EXERCISE INSTRUCTIONS: Across these entries, work out how many lines carry the string "text", and give only that number.

[Data about app and page elements]
************

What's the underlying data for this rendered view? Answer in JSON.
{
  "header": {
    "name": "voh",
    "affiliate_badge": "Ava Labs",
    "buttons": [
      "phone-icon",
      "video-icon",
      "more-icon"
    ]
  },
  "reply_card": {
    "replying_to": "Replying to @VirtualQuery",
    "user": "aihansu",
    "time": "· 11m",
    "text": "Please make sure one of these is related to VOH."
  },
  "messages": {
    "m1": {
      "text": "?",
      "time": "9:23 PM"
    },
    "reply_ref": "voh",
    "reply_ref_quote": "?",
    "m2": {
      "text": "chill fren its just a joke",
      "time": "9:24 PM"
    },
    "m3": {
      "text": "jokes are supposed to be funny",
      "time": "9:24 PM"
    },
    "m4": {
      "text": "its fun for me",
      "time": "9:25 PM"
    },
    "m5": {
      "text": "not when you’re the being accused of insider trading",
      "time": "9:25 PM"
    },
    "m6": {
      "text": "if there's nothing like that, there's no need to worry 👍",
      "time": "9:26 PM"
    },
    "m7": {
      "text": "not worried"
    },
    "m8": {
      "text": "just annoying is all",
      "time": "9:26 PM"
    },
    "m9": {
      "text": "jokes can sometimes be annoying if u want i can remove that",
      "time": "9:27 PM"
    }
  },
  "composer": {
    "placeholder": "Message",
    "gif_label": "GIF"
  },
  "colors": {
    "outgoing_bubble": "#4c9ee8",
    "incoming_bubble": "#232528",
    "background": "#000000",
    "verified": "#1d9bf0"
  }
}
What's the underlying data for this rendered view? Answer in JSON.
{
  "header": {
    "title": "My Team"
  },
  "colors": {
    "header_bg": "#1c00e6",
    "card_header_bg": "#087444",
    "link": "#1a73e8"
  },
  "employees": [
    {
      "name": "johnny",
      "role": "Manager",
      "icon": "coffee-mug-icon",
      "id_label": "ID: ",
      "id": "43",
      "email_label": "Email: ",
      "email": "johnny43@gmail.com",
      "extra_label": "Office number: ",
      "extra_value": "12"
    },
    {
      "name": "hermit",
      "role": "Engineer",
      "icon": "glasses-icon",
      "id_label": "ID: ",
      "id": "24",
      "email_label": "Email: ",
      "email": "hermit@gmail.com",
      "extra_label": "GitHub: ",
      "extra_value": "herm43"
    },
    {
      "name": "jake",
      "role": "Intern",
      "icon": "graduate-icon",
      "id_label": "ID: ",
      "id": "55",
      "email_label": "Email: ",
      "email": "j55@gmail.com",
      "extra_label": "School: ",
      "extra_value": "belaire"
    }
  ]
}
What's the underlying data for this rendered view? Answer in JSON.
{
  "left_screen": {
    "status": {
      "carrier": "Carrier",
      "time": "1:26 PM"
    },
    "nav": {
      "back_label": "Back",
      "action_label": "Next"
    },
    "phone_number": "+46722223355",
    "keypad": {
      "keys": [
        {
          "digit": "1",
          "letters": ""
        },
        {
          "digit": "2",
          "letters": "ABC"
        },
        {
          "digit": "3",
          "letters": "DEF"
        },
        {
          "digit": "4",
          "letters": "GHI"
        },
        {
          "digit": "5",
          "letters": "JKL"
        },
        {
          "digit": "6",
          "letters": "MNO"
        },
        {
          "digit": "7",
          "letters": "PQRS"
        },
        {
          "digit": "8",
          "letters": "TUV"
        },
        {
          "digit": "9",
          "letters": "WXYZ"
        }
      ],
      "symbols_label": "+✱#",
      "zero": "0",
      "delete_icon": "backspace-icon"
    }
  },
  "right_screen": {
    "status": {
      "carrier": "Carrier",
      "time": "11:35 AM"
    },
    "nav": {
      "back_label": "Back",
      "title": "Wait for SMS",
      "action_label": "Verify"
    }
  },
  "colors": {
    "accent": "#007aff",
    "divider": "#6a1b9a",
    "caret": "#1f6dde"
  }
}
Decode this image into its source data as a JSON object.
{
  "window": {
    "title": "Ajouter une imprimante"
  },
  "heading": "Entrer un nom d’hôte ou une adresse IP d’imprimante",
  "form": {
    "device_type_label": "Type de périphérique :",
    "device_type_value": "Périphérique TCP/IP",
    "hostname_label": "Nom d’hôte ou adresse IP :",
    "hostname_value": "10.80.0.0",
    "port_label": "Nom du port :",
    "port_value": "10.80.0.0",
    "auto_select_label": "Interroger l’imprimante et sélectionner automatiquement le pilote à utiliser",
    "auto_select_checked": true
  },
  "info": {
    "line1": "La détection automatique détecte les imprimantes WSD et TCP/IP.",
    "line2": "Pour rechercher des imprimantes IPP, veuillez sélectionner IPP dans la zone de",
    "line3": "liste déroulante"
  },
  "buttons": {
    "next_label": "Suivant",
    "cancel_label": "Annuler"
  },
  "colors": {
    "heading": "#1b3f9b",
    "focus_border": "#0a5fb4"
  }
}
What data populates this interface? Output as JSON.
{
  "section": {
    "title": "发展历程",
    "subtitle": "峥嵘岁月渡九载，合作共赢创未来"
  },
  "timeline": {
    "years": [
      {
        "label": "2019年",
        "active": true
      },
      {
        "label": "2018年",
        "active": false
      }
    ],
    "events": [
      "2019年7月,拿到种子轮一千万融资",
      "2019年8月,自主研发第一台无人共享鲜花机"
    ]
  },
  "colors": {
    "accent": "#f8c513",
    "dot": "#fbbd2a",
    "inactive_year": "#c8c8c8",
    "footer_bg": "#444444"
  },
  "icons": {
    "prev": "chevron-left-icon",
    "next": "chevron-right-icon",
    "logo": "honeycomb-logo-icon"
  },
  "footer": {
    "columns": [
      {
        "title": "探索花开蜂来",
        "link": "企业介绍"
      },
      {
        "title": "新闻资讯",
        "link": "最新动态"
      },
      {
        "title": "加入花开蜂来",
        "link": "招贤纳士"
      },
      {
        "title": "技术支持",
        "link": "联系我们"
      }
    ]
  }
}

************

RESULT OF THE TASK: 10